=== Task requirements ===
Each line below should be quoted exactly, please.

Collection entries
=== Section Start ===
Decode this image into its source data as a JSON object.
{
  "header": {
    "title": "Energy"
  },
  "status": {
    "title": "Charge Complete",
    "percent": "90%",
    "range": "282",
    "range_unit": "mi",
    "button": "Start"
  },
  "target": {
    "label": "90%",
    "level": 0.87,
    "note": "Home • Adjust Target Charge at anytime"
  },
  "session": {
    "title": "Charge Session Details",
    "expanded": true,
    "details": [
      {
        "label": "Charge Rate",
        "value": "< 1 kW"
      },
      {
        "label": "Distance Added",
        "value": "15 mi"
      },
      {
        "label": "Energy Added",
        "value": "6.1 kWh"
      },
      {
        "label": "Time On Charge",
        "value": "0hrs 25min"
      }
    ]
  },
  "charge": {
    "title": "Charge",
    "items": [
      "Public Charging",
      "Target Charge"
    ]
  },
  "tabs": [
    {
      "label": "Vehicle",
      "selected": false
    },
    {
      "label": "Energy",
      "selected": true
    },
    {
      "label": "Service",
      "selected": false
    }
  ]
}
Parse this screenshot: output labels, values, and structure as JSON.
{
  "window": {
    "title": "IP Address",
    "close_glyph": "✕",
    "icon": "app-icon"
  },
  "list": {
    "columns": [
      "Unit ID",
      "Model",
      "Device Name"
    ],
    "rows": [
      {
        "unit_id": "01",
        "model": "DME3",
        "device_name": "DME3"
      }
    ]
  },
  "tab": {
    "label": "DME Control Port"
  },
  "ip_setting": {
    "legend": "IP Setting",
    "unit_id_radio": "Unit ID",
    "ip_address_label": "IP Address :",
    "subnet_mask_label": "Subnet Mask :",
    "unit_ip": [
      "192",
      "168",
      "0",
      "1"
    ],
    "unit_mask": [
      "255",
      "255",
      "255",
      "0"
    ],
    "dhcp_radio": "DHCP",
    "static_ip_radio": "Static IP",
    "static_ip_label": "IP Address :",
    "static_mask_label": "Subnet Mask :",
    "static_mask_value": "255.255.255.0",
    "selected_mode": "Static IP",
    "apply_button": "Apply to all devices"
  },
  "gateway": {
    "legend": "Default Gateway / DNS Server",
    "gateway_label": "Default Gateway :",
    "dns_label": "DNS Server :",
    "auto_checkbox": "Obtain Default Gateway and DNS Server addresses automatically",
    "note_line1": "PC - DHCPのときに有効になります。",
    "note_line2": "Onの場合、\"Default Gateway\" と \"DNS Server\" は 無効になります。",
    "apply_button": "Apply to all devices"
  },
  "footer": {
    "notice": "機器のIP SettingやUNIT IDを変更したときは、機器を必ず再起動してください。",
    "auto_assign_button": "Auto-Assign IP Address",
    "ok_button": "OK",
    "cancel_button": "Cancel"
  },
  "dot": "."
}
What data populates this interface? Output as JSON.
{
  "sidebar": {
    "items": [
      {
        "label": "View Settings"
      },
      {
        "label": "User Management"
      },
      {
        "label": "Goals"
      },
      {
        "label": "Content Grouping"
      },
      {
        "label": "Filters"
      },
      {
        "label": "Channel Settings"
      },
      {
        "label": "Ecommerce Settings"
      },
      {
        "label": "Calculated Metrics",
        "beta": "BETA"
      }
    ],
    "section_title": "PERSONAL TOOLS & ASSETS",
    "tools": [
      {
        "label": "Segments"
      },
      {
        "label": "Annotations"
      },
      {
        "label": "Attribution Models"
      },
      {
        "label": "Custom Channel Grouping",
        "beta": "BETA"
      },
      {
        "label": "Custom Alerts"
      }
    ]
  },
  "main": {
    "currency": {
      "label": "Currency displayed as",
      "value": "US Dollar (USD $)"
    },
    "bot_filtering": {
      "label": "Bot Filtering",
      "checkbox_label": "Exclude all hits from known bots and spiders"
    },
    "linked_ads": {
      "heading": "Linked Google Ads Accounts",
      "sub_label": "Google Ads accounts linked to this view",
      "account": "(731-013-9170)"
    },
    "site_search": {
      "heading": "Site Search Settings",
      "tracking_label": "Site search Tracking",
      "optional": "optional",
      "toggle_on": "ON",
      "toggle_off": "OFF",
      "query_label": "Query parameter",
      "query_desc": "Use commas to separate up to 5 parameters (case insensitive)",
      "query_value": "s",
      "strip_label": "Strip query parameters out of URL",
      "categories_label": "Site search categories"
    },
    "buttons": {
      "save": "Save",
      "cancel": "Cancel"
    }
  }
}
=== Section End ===
=== Task answer ===
Decode this image into its source data as a JSON object.
{
  "header": {
    "title": "Energy"
  },
  "status": {
    "title": "Charge Complete",
    "percent": "90%",
    "range": "282",
    "range_unit": "mi",
    "button": "Start"
  },
  "target": {
    "label": "90%",
    "level": 0.87,
    "note": "Home • Adjust Target Charge at anytime"
  },
  "session": {
    "title": "Charge Session Details",
    "expanded": true,
    "details": [
      {
        "label": "Charge Rate",
        "value": "< 1 kW"
      },
      {
        "label": "Distance Added",
        "value": "15 mi"
      },
      {
        "label": "Energy Added",
        "value": "6.1 kWh"
      },
      {
        "label": "Time On Charge",
        "value": "0hrs 25min"
      }
    ]
  },
  "charge": {
    "title": "Charge",
    "items": [
      "Public Charging",
      "Target Charge"
    ]
  },
  "tabs": [
    {
      "label": "Vehicle",
      "selected": false
    },
    {
      "label": "Energy",
      "selected": true
    },
    {
      "label": "Service",
      "selected": false
    }
  ]
}
Parse this screenshot: output labels, values, and structure as JSON.
{
  "window": {
    "title": "IP Address",
    "close_glyph": "✕",
    "icon": "app-icon"
  },
  "list": {
    "columns": [
      "Unit ID",
      "Model",
      "Device Name"
    ],
    "rows": [
      {
        "unit_id": "01",
        "model": "DME3",
        "device_name": "DME3"
      }
    ]
  },
  "tab": {
    "label": "DME Control Port"
  },
  "ip_setting": {
    "legend": "IP Setting",
    "unit_id_radio": "Unit ID",
    "ip_address_label": "IP Address :",
    "subnet_mask_label": "Subnet Mask :",
    "unit_ip": [
      "192",
      "168",
      "0",
      "1"
    ],
    "unit_mask": [
      "255",
      "255",
      "255",
      "0"
    ],
    "dhcp_radio": "DHCP",
    "static_ip_radio": "Static IP",
    "static_ip_label": "IP Address :",
    "static_mask_label": "Subnet Mask :",
    "static_mask_value": "255.255.255.0",
    "selected_mode": "Static IP",
    "apply_button": "Apply to all devices"
  },
  "gateway": {
    "legend": "Default Gateway / DNS Server",
    "gateway_label": "Default Gateway :",
    "dns_label": "DNS Server :",
    "auto_checkbox": "Obtain Default Gateway and DNS Server addresses automatically",
    "note_line1": "PC - DHCPのときに有効になります。",
    "note_line2": "Onの場合、\"Default Gateway\" と \"DNS Server\" は 無効になります。",
    "apply_button": "Apply to all devices"
  },
  "footer": {
    "notice": "機器のIP SettingやUNIT IDを変更したときは、機器を必ず再起動してください。",
    "auto_assign_button": "Auto-Assign IP Address",
    "ok_button": "OK",
    "cancel_button": "Cancel"
  },
  "dot": "."
}
What data populates this interface? Output as JSON.
{
  "sidebar": {
    "items": [
      {
        "label": "View Settings"
      },
      {
        "label": "User Management"
      },
      {
        "label": "Goals"
      },
      {
        "label": "Content Grouping"
      },
      {
        "label": "Filters"
      },
      {
        "label": "Channel Settings"
      },
      {
        "label": "Ecommerce Settings"
      },
      {
        "label": "Calculated Metrics",
        "beta": "BETA"
      }
    ],
    "section_title": "PERSONAL TOOLS & ASSETS",
    "tools": [
      {
        "label": "Segments"
      },
      {
        "label": "Annotations"
      },
      {
        "label": "Attribution Models"
      },
      {
        "label": "Custom Channel Grouping",
        "beta": "BETA"
      },
      {
        "label": "Custom Alerts"
      }
    ]
  },
  "main": {
    "currency": {
      "label": "Currency displayed as",
      "value": "US Dollar (USD $)"
    },
    "bot_filtering": {
      "label": "Bot Filtering",
      "checkbox_label": "Exclude all hits from known bots and spiders"
    },
    "linked_ads": {
      "heading": "Linked Google Ads Accounts",
      "sub_label": "Google Ads accounts linked to this view",
      "account": "(731-013-9170)"
    },
    "site_search": {
      "heading": "Site Search Settings",
      "tracking_label": "Site search Tracking",
      "optional": "optional",
      "toggle_on": "ON",
      "toggle_off": "OFF",
      "query_label": "Query parameter",
      "query_desc": "Use commas to separate up to 5 parameters (case insensitive)",
      "query_value": "s",
      "strip_label": "Strip query parameters out of URL",
      "categories_label": "Site search categories"
    },
    "buttons": {
      "save": "Save",
      "cancel": "Cancel"
    }
  }
}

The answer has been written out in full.